• **Your task**
Look for "clock" in the material below and show each line that contains it.

### Records for processing ###

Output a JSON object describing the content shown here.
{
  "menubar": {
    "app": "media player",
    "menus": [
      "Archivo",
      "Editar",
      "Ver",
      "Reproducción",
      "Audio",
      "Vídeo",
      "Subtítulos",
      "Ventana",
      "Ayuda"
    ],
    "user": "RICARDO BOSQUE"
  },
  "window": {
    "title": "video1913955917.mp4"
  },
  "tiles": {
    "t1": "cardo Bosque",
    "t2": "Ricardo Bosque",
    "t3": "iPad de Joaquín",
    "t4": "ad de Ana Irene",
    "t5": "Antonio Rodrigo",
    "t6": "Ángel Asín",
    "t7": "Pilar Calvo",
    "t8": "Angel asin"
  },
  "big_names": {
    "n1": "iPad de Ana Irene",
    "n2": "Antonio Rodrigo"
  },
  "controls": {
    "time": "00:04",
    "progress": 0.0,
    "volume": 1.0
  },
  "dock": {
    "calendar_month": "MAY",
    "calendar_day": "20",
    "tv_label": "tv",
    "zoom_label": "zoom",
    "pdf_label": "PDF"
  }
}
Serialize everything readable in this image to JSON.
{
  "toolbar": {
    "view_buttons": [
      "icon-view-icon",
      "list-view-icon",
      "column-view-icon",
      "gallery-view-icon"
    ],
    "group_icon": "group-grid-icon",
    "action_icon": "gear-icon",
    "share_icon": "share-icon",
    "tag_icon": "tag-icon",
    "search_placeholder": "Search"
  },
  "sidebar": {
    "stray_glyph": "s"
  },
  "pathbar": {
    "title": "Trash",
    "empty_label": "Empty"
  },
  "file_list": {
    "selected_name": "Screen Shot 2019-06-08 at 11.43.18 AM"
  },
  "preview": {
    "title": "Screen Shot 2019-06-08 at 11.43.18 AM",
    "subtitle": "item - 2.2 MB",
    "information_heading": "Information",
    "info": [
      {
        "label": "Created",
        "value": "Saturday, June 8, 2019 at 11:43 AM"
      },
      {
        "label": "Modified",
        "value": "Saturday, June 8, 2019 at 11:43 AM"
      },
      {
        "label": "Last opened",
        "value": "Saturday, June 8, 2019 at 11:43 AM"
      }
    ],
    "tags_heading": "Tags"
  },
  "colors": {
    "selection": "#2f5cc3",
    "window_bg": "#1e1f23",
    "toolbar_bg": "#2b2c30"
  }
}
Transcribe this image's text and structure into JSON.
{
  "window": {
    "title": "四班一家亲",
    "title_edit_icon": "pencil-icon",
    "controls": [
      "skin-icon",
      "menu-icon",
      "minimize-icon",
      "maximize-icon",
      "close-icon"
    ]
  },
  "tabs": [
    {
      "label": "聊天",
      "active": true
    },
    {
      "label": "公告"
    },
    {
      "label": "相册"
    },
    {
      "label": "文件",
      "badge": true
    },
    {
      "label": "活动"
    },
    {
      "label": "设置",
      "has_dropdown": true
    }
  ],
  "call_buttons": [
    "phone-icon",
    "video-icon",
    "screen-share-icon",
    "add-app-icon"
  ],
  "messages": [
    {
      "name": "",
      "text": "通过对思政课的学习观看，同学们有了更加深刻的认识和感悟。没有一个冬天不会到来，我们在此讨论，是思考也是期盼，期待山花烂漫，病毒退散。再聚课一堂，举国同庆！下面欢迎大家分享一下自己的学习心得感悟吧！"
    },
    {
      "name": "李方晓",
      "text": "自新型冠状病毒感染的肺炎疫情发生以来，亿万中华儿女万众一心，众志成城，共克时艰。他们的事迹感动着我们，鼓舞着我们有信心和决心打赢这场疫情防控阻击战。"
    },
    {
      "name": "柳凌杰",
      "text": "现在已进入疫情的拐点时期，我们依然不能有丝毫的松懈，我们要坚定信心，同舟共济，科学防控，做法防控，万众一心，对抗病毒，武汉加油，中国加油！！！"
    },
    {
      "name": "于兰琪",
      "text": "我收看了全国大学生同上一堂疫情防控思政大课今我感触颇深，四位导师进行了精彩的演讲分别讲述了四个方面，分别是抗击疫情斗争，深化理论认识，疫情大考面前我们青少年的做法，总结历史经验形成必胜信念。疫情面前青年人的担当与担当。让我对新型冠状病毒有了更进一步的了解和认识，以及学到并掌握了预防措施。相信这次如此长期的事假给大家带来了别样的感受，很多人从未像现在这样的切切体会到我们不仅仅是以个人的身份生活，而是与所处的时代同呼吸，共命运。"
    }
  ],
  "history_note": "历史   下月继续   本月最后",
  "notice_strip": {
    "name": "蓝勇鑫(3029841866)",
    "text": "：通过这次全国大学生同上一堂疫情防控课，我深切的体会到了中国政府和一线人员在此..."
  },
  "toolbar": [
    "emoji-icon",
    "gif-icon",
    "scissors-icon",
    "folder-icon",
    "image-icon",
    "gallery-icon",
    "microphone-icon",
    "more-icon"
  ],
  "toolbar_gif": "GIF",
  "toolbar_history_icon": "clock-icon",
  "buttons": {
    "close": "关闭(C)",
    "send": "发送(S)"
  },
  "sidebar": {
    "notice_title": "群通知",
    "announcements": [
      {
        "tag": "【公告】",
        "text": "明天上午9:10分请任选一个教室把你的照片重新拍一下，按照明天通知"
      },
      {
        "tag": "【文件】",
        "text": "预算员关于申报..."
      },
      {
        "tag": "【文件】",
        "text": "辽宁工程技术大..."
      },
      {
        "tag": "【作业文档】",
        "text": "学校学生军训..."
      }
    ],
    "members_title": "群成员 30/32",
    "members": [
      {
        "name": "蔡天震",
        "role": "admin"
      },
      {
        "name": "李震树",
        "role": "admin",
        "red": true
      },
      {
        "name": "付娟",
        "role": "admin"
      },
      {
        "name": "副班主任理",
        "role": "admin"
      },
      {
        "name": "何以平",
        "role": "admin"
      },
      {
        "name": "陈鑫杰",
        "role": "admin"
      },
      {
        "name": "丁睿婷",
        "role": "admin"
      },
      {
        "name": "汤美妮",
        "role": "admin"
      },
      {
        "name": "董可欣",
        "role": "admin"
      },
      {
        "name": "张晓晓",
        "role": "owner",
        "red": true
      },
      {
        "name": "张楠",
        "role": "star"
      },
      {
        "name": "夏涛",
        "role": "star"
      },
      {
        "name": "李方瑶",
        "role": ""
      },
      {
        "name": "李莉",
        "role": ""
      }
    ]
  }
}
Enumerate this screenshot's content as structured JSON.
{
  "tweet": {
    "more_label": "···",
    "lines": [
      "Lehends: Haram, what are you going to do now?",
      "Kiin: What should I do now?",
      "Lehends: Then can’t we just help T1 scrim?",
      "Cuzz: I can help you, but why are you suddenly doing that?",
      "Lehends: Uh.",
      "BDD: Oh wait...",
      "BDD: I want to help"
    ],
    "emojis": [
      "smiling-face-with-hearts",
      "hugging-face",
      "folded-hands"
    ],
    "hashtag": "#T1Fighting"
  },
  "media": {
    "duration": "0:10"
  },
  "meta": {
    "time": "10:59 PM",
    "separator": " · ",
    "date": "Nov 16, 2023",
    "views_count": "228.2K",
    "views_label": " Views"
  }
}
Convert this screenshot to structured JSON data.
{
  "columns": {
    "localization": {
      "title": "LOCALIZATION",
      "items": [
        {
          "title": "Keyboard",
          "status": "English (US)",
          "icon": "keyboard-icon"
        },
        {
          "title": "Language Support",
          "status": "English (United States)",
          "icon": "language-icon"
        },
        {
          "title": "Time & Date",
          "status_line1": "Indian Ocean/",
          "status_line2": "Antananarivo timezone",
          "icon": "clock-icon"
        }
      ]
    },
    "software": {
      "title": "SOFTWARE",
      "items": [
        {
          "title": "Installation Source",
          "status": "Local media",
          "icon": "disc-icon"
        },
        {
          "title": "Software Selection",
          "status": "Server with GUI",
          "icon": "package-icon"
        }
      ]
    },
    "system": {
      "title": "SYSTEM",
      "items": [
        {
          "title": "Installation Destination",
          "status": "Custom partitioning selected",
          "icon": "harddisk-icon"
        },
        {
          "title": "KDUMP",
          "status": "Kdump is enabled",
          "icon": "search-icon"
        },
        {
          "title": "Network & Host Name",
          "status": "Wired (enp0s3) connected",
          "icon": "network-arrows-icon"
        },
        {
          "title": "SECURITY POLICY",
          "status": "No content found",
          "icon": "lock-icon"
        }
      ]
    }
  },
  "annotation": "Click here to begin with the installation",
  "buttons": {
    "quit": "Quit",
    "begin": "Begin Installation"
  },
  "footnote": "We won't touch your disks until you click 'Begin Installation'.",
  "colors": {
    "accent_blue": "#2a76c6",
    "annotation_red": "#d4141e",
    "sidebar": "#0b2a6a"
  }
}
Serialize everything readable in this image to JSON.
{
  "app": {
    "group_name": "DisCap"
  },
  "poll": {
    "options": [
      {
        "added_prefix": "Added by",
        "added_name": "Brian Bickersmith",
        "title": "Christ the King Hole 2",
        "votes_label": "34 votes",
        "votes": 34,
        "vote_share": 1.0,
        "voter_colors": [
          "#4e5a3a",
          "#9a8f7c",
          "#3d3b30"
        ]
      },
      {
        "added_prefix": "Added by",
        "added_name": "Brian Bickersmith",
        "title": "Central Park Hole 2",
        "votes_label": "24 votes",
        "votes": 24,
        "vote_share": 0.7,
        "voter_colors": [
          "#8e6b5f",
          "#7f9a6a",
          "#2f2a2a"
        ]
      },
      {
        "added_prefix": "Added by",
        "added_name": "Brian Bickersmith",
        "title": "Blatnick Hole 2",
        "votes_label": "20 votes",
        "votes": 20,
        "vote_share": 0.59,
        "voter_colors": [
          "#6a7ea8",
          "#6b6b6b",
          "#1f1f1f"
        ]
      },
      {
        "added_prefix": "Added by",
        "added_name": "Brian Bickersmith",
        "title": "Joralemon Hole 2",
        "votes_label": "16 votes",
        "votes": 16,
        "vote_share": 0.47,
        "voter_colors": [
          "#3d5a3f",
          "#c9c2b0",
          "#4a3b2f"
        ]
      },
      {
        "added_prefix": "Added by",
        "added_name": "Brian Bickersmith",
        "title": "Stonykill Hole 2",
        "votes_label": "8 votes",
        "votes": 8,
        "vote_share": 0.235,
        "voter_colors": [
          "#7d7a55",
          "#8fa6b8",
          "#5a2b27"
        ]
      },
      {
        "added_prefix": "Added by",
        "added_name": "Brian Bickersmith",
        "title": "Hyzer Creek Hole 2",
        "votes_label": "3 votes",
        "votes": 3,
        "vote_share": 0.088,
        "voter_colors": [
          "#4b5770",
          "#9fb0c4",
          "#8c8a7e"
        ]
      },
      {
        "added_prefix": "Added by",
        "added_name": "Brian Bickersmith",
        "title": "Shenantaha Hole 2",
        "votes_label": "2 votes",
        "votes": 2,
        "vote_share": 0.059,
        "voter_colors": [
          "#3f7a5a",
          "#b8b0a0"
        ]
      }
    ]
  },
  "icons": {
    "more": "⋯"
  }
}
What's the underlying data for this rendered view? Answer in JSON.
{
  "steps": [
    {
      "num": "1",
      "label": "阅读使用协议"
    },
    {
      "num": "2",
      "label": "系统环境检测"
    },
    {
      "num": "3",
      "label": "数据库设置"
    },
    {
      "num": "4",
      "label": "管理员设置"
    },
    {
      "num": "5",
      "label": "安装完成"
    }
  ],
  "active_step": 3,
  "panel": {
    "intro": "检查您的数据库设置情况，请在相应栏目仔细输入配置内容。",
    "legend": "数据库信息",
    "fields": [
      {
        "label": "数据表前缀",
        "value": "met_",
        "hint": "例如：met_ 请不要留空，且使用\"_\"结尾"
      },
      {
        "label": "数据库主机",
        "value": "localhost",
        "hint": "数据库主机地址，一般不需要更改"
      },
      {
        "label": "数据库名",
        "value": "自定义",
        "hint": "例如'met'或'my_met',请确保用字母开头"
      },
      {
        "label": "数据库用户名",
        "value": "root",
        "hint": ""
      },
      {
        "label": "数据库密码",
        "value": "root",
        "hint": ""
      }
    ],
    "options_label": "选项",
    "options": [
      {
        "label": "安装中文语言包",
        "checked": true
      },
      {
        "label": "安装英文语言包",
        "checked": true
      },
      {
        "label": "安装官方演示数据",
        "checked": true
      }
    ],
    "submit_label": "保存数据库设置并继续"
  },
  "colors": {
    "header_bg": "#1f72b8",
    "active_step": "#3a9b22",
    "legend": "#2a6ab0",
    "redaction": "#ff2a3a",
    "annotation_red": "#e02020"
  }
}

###

• **Task output**
  "toolbar_history_icon": "clock-icon",
          "icon": "clock-icon"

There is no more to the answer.